- [What is expected]:
This exercise asks for a copy of each line in the records below with the word "JSON" in it.

- [Supplied records]:
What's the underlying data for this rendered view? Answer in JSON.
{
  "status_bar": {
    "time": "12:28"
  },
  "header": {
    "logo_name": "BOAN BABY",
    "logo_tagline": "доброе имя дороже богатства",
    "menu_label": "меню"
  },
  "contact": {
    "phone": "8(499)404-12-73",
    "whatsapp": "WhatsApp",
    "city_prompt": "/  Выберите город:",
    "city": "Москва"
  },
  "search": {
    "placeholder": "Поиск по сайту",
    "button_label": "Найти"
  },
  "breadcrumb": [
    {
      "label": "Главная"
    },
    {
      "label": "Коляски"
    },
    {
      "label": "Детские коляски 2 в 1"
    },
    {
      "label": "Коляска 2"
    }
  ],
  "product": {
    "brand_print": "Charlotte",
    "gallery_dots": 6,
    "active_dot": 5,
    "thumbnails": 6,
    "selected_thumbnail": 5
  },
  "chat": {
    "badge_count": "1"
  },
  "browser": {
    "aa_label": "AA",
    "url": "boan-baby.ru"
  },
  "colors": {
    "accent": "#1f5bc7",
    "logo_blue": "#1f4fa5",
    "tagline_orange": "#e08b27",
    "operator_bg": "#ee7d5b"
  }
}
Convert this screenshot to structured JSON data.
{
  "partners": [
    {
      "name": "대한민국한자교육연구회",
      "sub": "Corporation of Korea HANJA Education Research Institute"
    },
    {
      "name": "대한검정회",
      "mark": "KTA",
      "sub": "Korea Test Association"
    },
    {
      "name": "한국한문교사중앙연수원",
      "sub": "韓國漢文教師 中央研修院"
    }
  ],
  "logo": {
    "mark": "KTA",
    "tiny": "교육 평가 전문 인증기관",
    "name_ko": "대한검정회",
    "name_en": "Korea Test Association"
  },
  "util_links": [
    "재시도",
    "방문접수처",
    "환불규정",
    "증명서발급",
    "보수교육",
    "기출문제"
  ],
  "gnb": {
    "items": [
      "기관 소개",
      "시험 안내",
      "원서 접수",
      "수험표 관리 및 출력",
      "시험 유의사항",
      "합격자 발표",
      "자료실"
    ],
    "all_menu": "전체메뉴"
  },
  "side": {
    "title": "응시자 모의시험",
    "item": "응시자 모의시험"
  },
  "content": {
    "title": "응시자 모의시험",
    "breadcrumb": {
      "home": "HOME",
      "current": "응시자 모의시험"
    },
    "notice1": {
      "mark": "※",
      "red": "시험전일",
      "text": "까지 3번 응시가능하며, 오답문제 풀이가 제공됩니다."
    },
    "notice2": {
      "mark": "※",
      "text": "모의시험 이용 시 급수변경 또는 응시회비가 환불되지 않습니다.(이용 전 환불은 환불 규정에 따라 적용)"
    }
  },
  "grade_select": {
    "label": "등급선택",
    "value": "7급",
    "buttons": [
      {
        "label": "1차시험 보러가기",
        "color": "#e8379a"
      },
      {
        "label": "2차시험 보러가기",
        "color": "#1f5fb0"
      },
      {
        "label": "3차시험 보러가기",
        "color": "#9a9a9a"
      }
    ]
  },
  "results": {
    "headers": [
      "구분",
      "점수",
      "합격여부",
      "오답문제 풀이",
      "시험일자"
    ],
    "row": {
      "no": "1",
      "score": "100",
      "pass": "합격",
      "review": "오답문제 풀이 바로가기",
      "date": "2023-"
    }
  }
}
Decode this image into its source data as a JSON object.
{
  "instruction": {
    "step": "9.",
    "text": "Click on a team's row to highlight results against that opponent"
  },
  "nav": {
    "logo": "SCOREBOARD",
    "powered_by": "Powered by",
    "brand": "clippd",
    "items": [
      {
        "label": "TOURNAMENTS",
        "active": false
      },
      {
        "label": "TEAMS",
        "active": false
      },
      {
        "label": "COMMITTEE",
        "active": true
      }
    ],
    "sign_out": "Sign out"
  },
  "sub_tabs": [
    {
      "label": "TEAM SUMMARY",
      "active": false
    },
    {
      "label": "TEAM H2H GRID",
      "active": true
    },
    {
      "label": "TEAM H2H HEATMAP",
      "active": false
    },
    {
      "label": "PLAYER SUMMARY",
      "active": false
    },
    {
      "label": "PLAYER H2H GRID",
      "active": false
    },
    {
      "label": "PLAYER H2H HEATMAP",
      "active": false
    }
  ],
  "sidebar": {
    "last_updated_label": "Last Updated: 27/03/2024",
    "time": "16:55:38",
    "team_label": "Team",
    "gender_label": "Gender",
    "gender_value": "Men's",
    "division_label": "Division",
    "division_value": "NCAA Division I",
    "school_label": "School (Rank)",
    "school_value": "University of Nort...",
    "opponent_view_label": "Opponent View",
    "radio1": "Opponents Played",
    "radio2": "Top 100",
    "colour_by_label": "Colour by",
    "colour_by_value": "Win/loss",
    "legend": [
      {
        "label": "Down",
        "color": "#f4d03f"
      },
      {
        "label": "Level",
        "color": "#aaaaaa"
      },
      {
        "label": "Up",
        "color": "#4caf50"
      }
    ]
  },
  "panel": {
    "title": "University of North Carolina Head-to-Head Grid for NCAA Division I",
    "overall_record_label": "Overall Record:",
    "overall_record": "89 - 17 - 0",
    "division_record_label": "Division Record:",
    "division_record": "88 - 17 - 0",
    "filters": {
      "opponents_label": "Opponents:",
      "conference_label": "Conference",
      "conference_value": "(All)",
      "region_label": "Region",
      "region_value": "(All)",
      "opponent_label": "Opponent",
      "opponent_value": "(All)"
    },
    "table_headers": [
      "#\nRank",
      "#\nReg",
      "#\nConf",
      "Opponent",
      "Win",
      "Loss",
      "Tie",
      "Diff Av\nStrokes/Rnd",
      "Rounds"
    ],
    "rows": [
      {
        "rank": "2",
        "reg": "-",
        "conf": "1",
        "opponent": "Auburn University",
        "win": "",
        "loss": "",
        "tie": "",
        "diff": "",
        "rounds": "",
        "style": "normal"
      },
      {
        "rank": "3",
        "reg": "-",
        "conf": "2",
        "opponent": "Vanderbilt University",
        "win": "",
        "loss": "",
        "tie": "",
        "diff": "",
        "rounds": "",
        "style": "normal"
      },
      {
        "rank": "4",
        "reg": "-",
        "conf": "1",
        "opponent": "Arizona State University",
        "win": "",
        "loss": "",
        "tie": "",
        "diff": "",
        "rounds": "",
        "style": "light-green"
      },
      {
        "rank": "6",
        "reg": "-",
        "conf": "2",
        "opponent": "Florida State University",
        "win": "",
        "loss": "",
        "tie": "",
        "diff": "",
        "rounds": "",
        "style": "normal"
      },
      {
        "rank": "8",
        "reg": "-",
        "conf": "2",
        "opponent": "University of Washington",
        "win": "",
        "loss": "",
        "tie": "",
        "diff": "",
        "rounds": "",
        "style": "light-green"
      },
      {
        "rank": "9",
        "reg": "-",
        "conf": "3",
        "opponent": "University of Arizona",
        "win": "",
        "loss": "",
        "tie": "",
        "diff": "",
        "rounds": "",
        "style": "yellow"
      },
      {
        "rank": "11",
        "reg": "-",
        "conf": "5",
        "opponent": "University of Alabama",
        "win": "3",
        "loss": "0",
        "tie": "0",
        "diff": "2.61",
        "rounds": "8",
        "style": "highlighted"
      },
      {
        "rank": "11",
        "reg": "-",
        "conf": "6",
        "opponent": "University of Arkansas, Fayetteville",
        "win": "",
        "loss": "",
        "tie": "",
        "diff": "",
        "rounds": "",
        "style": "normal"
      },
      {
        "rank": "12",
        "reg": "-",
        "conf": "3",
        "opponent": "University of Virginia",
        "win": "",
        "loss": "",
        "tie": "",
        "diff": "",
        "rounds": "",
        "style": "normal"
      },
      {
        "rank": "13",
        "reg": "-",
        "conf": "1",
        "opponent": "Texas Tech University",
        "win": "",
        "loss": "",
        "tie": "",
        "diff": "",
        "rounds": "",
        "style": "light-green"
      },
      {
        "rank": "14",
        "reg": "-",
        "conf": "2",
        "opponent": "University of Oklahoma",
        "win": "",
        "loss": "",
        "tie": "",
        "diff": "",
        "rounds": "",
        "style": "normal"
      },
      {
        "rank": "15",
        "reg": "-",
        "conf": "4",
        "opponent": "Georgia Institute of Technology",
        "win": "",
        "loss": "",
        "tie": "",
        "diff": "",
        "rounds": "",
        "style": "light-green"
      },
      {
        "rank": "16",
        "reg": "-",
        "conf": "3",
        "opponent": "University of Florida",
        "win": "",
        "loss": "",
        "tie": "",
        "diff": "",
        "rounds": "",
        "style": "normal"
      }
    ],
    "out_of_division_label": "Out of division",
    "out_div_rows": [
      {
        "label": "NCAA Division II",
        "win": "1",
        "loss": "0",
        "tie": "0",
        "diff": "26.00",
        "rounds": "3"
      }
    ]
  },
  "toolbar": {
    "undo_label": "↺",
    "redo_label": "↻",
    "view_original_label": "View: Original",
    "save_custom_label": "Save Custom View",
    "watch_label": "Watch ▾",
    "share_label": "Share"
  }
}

- [Written solution]:
What's the underlying data for this rendered view? Answer in JSON.
Convert this screenshot to structured JSON data.
Decode this image into its source data as a JSON object.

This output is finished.